The third bailout for Greece that was agreed upon in the eurozone and euro summit agreements last week in Brussels— and approved by the Greek Parliament, call for €86 billion in new loans for Greece and assumes some of the financing from the International Monetary Fund.
The Washington DC-based IMF, however, allows for continued loans— only if the nation’s debt is sustainable and has made clear it won’t ask its 187 other member nations to approve a deal until euro-area states significantly ease terms on existing loans.
This means there will be a showdown— eventually— between IMF head Christine Lagarde and German chancellor Angela Merkel, who has been a tough critic of debt relief, and German finance minister Wolfgang Schäuble who insists that debt write-downs are against European policy and laws.

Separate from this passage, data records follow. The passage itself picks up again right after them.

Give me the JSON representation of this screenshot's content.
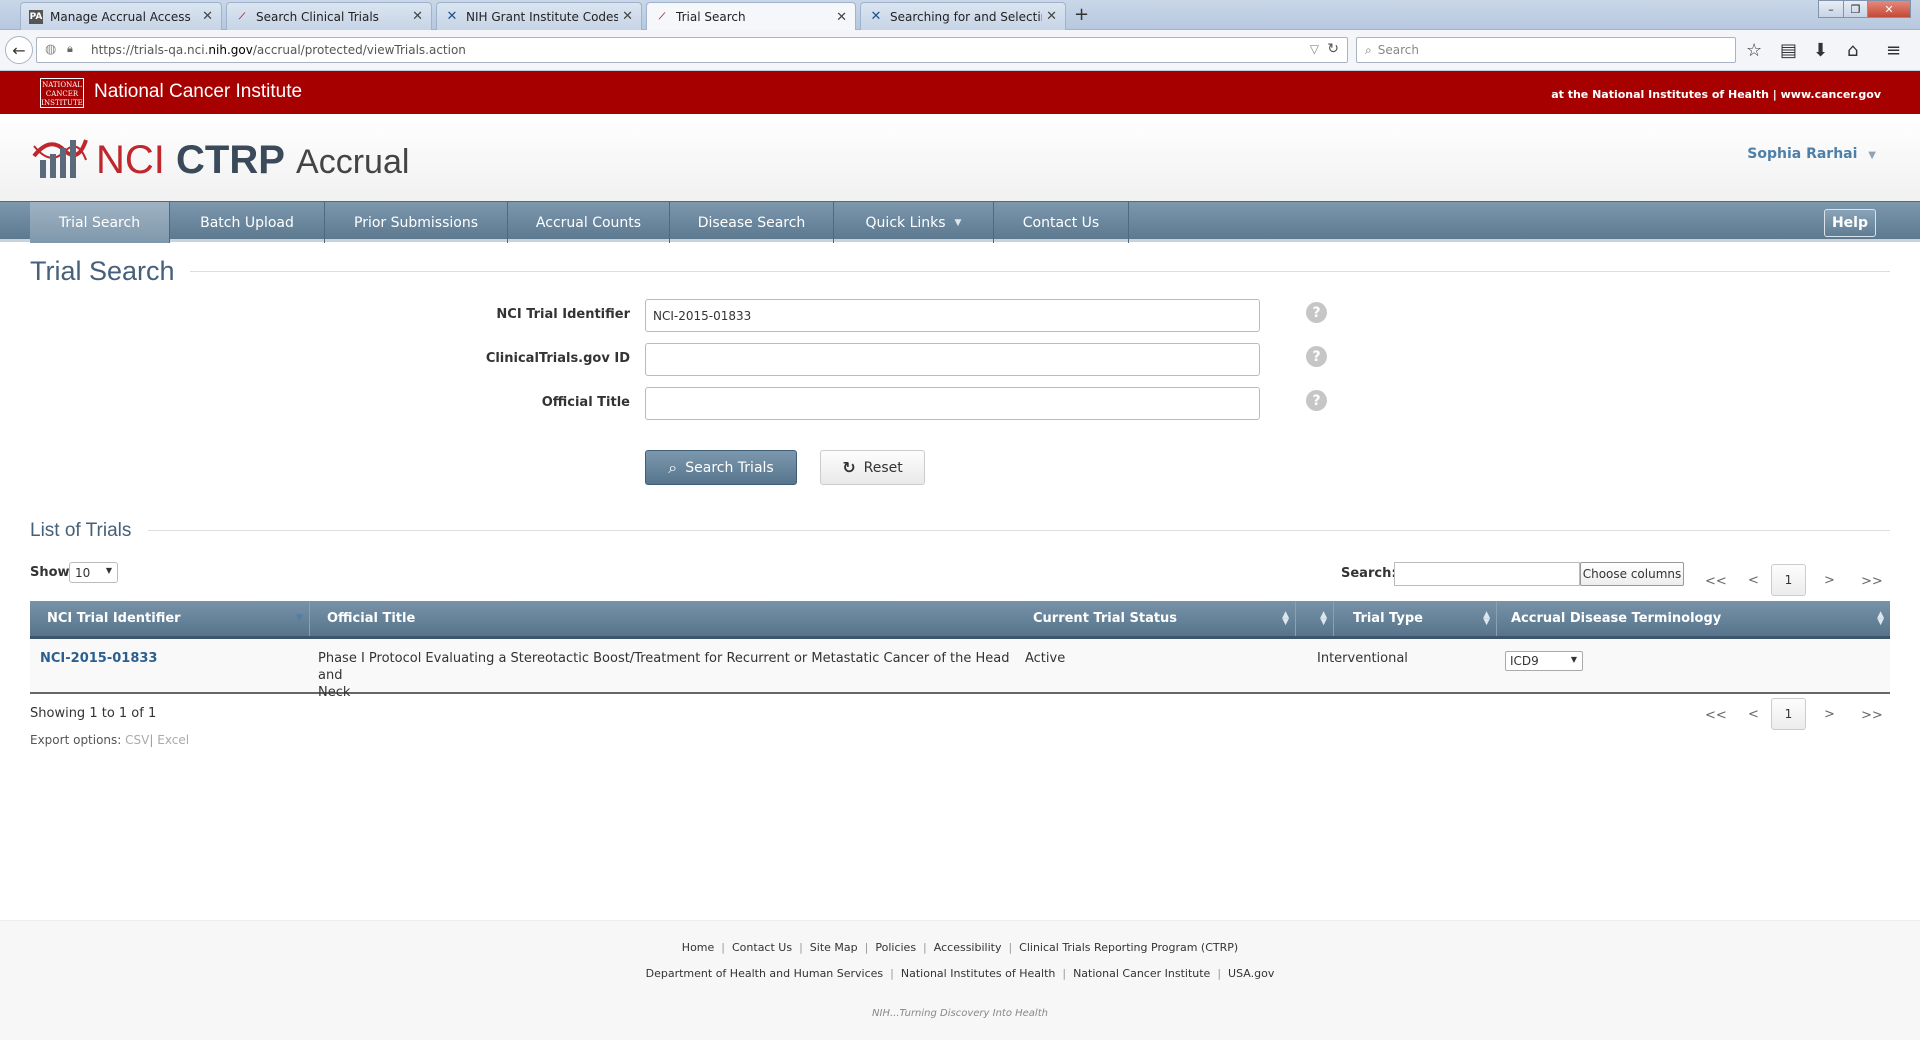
{
  "browser": {
    "tabs": [
      {
        "title": "Manage Accrual Access",
        "icon": "nci-favicon"
      },
      {
        "title": "Search Clinical Trials",
        "icon": "ctrp-favicon"
      },
      {
        "title": "NIH Grant Institute Codes ...",
        "icon": "x-favicon"
      },
      {
        "title": "Trial Search",
        "icon": "ctrp-favicon"
      },
      {
        "title": "Searching for and Selectin...",
        "icon": "x-favicon"
      }
    ],
    "url_prefix": "https://trials-qa.nci.",
    "url_domain": "nih.gov",
    "url_path": "/accrual/protected/viewTrials.action",
    "search_placeholder": "Search"
  },
  "banner": {
    "logo_lines": [
      "NATIONAL",
      "CANCER",
      "INSTITUTE"
    ],
    "name": "National Cancer Institute",
    "right_text": "at the National Institutes of Health | www.cancer.gov"
  },
  "header": {
    "brand_nci": "NCI",
    "brand_ctrp": "CTRP",
    "brand_accrual": "Accrual",
    "user_name": "Sophia Rarhai"
  },
  "nav": {
    "items": [
      "Trial Search",
      "Batch Upload",
      "Prior Submissions",
      "Accrual Counts",
      "Disease Search",
      "Quick Links",
      "Contact Us"
    ],
    "help": "Help"
  },
  "page": {
    "title": "Trial Search",
    "fields": [
      {
        "label": "NCI Trial Identifier",
        "value": "NCI-2015-01833"
      },
      {
        "label": "ClinicalTrials.gov ID",
        "value": ""
      },
      {
        "label": "Official Title",
        "value": ""
      }
    ],
    "search_button": "Search Trials",
    "reset_button": "Reset"
  },
  "list": {
    "title": "List of Trials",
    "show_label": "Show",
    "show_value": "10",
    "search_label": "Search:",
    "choose_columns": "Choose columns",
    "pager": {
      "first": "<<",
      "prev": "<",
      "page": "1",
      "next": ">",
      "last": ">>"
    },
    "columns": [
      "NCI Trial Identifier",
      "Official Title",
      "Current Trial Status",
      "Trial Type",
      "Accrual Disease Terminology"
    ],
    "rows": [
      {
        "id": "NCI-2015-01833",
        "title_line1": "Phase I Protocol Evaluating a Stereotactic Boost/Treatment for Recurrent or Metastatic Cancer of the Head and",
        "title_line2": "Neck",
        "status": "Active",
        "type": "Interventional",
        "terminology": "ICD9"
      }
    ],
    "showing": "Showing 1 to 1 of 1",
    "export_label": "Export options:",
    "export_csv": "CSV",
    "export_sep": "|",
    "export_excel": "Excel"
  },
  "footer": {
    "links1": [
      "Home",
      "Contact Us",
      "Site Map",
      "Policies",
      "Accessibility",
      "Clinical Trials Reporting Program (CTRP)"
    ],
    "links2": [
      "Department of Health and Human Services",
      "National Institutes of Health",
      "National Cancer Institute",
      "USA.gov"
    ],
    "tagline": "NIH...Turning Discovery Into Health"
  },
  "colors": {
    "banner_red": "#a70000",
    "nav_blue": "#5c7990",
    "link_blue": "#2a5f8f",
    "title_blue": "#45607a"
  }
}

“There will come a time in the next three months that there will be a tense moment between the IMF and Germany,” said Stephen Jen in a Bloomberg interview, a former IMF economist who is now managing partner at SLJ Macro Partners LLP in London. “They are basically telling the Germans there has to be a debt realignment before they would participate.”
The IMF’s spokesman Gerry Rice said Thursday the fund’s participation in the new bailout is contingent on a balanced approach that includes both Greek reforms and a commitment to the required financing. “We’ve said pretty clearly that debt relief is required,” Rice told reporters in a regular briefing in Washington.
Greece needs debt relief “far beyond” what European creditors have been willing to consider, either by extending repayment for decades or effecting deep writedowns on the value of Greek debt, the IMF said in a staff analysis distributed to the fund’s board on July 10.